‘I do that with different emergencies that could happen to me. I mentally think about them when I’m sat in the crew room, having a cup of tea or a quiet moment. Obviously, I try to tell my students to do that as well.
‘It helps because when an event does happen, you can think back to what you were wanting to do in that situation, rather than carry out a series of actions or drills that might not be appropriate. It is just rehearsing all the “what ifs”.
‘I think the Air Force had helped me to think like that. It was my training and thought process beforehand that enabled me to act like I did.’
And has Mr Laisney learnt something about himself too, through the experience?
‘You are always learning about yourself because I have had a few incidents in my past where I’ve had to operate under pressure and I have always wondered how that would be.
‘That said, I have never been in a situation where I have not landed the aeroplane from having done a take-off.
‘It is the first time I have never been able to bring the aeroplane back. There is a bit of a feeling of guilt there because I wanted to make sure that I had done everything I possibly could to try to bring the aeroplane back.
‘Putting one into the sea is a big thing, so I have had a bit of a reflection on that, to make sure I did the right thing, which I think I did.
‘I don’t think there is anything that we would have done significantly differently. Had there been something, I would have wanted that to be a positive, and for other people to learn from it.
‘You don’t always get things right but importantly in aviation, and I’m sure it’s the same in a lot of industries, you want to tell the facts and get things straight. It’s great if you get things right but it’s just as important that if you don’t, other people get an opportunity to learn from that.’
Mr Laisney said that the experience hadn’t dampened his enthusiasm for flying at all.
‘I haven’t flown out of Jersey since then but that’s mostly down to the weather being so poor recently. And obviously one of the aeroplanes I fly is now at the bottom of the sea.
‘But I have been flying light aircraft in the UK as I still fly part-time with the RAF.’

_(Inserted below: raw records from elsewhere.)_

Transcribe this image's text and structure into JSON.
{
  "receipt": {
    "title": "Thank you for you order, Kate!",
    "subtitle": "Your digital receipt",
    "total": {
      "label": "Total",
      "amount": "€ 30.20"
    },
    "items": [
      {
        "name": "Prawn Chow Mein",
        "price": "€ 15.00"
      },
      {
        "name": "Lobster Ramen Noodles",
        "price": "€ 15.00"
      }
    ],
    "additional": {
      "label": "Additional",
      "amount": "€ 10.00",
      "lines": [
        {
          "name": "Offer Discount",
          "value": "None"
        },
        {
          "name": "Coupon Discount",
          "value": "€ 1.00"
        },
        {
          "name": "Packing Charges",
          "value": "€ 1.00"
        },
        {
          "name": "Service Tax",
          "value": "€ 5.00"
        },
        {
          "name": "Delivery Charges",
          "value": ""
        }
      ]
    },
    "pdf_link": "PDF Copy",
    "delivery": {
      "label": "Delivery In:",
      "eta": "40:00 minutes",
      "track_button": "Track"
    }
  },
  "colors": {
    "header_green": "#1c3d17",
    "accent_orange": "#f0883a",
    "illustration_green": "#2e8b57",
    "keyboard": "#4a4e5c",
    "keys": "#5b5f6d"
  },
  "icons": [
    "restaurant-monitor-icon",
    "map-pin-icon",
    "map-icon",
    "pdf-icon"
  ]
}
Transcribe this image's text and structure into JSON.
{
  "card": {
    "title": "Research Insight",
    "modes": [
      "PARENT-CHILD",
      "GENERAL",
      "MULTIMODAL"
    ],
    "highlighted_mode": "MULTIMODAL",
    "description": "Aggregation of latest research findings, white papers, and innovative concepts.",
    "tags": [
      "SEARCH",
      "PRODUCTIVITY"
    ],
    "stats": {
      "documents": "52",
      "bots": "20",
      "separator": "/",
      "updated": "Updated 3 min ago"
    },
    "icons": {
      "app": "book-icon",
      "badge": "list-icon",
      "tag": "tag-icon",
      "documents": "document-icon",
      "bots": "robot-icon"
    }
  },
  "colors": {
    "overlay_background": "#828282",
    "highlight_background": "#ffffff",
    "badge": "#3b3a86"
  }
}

He added: ‘I was back to work with my commercial pilot’s licence straight away. Of course, there is nothing to say something like this won’t happen again, but I know I can deal with it if it or something similar occurred again.
‘I have that confidence. This wasn’t a stroke of fortune; it was something we thought about in advance, which is why we got away with it.’
Mr Laisney is the subject of the latest episode of the Bailiwick News Podcast.